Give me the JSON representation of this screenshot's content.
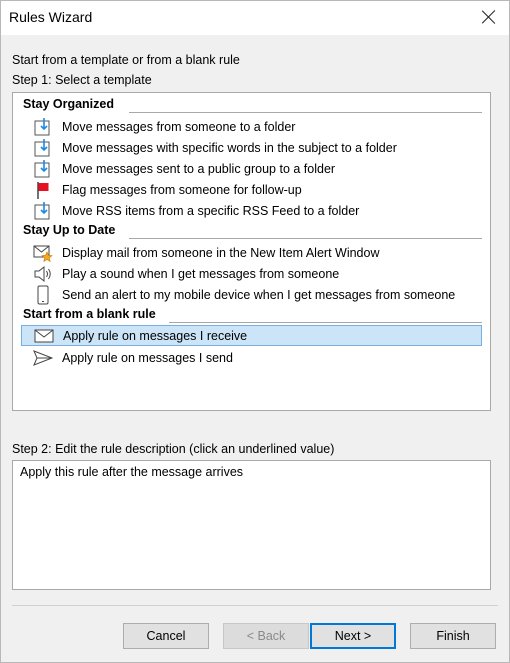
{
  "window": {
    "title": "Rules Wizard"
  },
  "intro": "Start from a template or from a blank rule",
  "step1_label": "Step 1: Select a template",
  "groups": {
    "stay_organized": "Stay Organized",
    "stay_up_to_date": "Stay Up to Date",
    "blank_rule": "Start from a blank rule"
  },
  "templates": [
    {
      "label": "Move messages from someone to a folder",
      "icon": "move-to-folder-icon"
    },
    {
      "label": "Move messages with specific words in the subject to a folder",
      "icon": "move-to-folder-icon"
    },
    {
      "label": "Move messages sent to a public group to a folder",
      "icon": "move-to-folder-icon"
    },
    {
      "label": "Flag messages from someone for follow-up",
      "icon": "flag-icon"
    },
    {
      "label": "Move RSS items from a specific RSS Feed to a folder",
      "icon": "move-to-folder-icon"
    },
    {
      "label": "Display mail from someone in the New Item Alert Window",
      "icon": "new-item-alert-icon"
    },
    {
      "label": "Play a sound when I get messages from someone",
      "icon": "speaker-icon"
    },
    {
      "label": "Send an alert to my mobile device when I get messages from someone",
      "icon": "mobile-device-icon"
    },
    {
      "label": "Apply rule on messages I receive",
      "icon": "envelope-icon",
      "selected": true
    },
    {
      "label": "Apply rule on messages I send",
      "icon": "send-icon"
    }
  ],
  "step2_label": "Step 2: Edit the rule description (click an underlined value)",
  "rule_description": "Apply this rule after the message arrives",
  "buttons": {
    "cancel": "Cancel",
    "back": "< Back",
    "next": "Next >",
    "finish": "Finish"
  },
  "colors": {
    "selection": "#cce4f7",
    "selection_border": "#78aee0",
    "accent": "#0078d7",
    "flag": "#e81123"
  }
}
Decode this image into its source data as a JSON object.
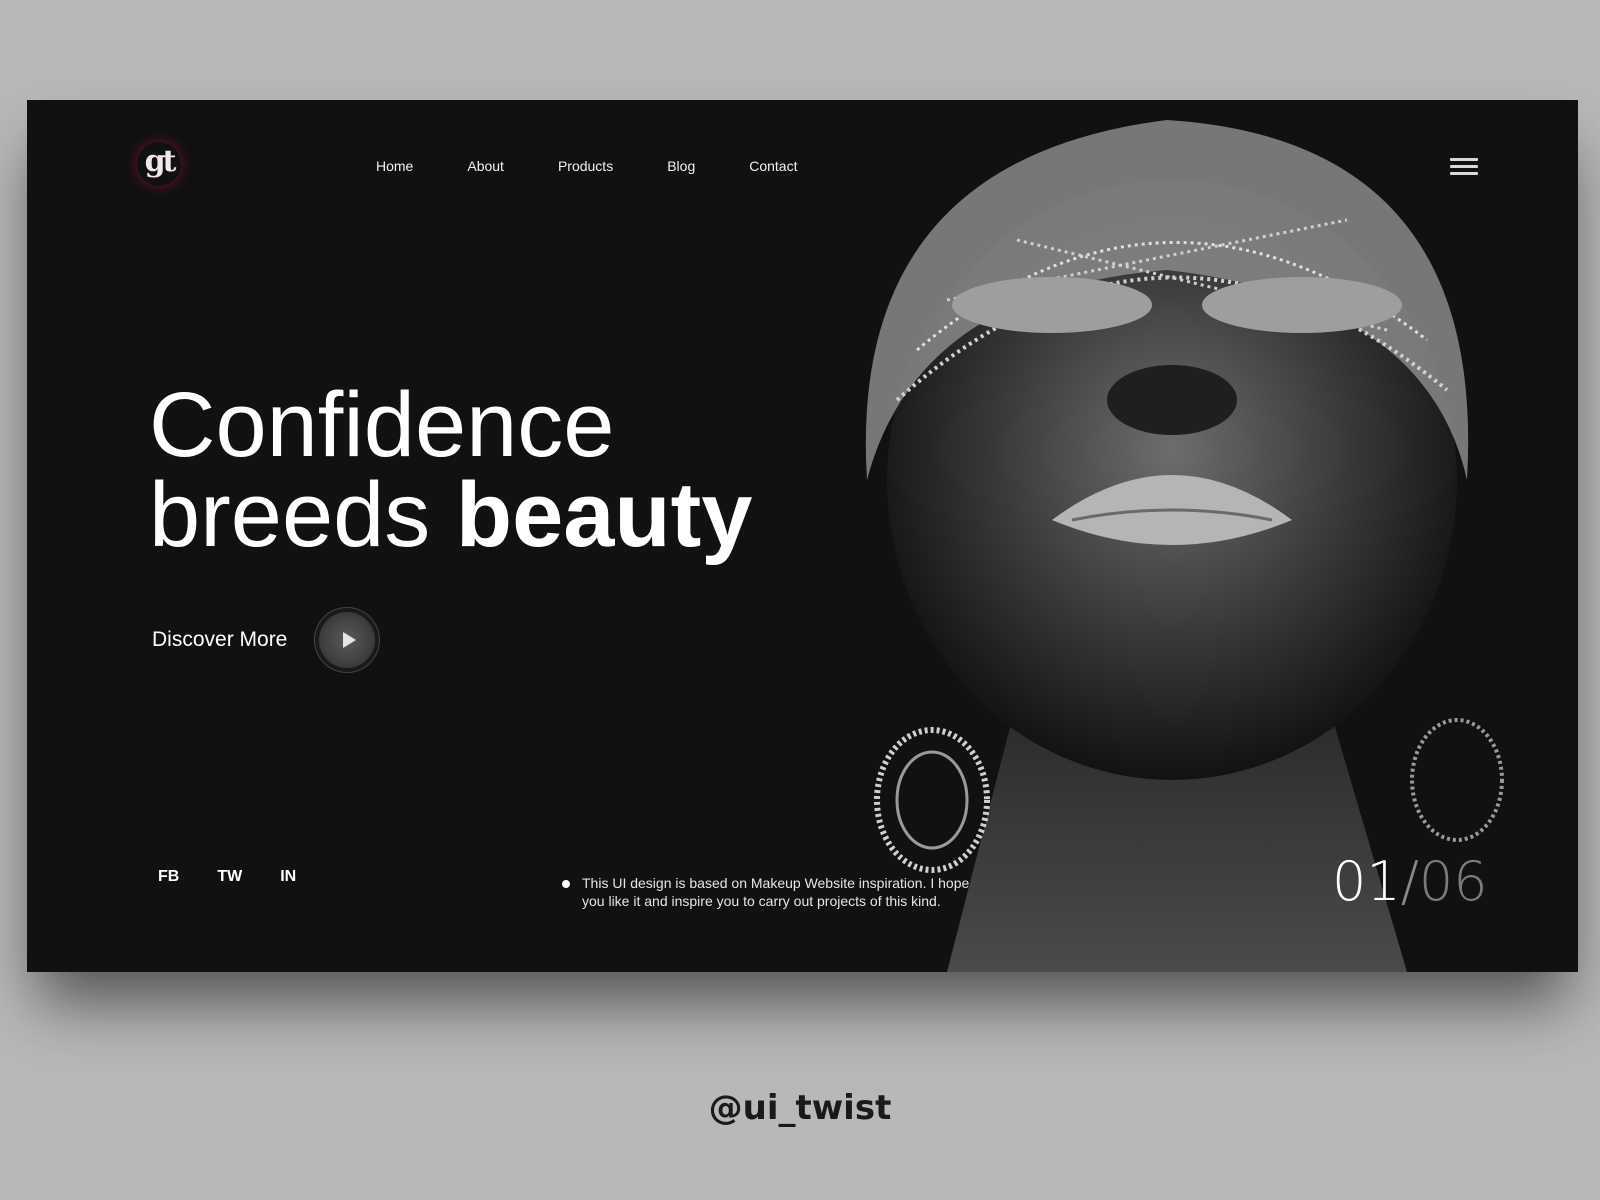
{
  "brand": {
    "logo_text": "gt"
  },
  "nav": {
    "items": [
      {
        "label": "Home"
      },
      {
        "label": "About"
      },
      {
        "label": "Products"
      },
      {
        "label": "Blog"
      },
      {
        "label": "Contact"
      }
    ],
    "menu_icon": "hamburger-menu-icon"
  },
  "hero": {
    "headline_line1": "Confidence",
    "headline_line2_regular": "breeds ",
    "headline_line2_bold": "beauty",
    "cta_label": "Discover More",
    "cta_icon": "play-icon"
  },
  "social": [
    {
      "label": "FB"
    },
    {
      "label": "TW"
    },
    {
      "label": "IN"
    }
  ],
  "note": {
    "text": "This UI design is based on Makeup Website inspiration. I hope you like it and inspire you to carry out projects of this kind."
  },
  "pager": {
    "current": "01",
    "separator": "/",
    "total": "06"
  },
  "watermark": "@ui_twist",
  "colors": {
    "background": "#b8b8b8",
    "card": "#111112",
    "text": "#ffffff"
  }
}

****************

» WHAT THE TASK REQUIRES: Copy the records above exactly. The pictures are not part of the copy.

» FINISHED EXERCISE:
Give me the JSON representation of this screenshot's content.
{
  "window": {
    "title": "Rules Wizard"
  },
  "intro": "Start from a template or from a blank rule",
  "step1_label": "Step 1: Select a template",
  "groups": {
    "stay_organized": "Stay Organized",
    "stay_up_to_date": "Stay Up to Date",
    "blank_rule": "Start from a blank rule"
  },
  "templates": [
    {
      "label": "Move messages from someone to a folder",
      "icon": "move-to-folder-icon"
    },
    {
      "label": "Move messages with specific words in the subject to a folder",
      "icon": "move-to-folder-icon"
    },
    {
      "label": "Move messages sent to a public group to a folder",
      "icon": "move-to-folder-icon"
    },
    {
      "label": "Flag messages from someone for follow-up",
      "icon": "flag-icon"
    },
    {
      "label": "Move RSS items from a specific RSS Feed to a folder",
      "icon": "move-to-folder-icon"
    },
    {
      "label": "Display mail from someone in the New Item Alert Window",
      "icon": "new-item-alert-icon"
    },
    {
      "label": "Play a sound when I get messages from someone",
      "icon": "speaker-icon"
    },
    {
      "label": "Send an alert to my mobile device when I get messages from someone",
      "icon": "mobile-device-icon"
    },
    {
      "label": "Apply rule on messages I receive",
      "icon": "envelope-icon",
      "selected": true
    },
    {
      "label": "Apply rule on messages I send",
      "icon": "send-icon"
    }
  ],
  "step2_label": "Step 2: Edit the rule description (click an underlined value)",
  "rule_description": "Apply this rule after the message arrives",
  "buttons": {
    "cancel": "Cancel",
    "back": "< Back",
    "next": "Next >",
    "finish": "Finish"
  },
  "colors": {
    "selection": "#cce4f7",
    "selection_border": "#78aee0",
    "accent": "#0078d7",
    "flag": "#e81123"
  }
}
Decode this image into its source data as a JSON object.
{
  "brand": {
    "logo_text": "gt"
  },
  "nav": {
    "items": [
      {
        "label": "Home"
      },
      {
        "label": "About"
      },
      {
        "label": "Products"
      },
      {
        "label": "Blog"
      },
      {
        "label": "Contact"
      }
    ],
    "menu_icon": "hamburger-menu-icon"
  },
  "hero": {
    "headline_line1": "Confidence",
    "headline_line2_regular": "breeds ",
    "headline_line2_bold": "beauty",
    "cta_label": "Discover More",
    "cta_icon": "play-icon"
  },
  "social": [
    {
      "label": "FB"
    },
    {
      "label": "TW"
    },
    {
      "label": "IN"
    }
  ],
  "note": {
    "text": "This UI design is based on Makeup Website inspiration. I hope you like it and inspire you to carry out projects of this kind."
  },
  "pager": {
    "current": "01",
    "separator": "/",
    "total": "06"
  },
  "watermark": "@ui_twist",
  "colors": {
    "background": "#b8b8b8",
    "card": "#111112",
    "text": "#ffffff"
  }
}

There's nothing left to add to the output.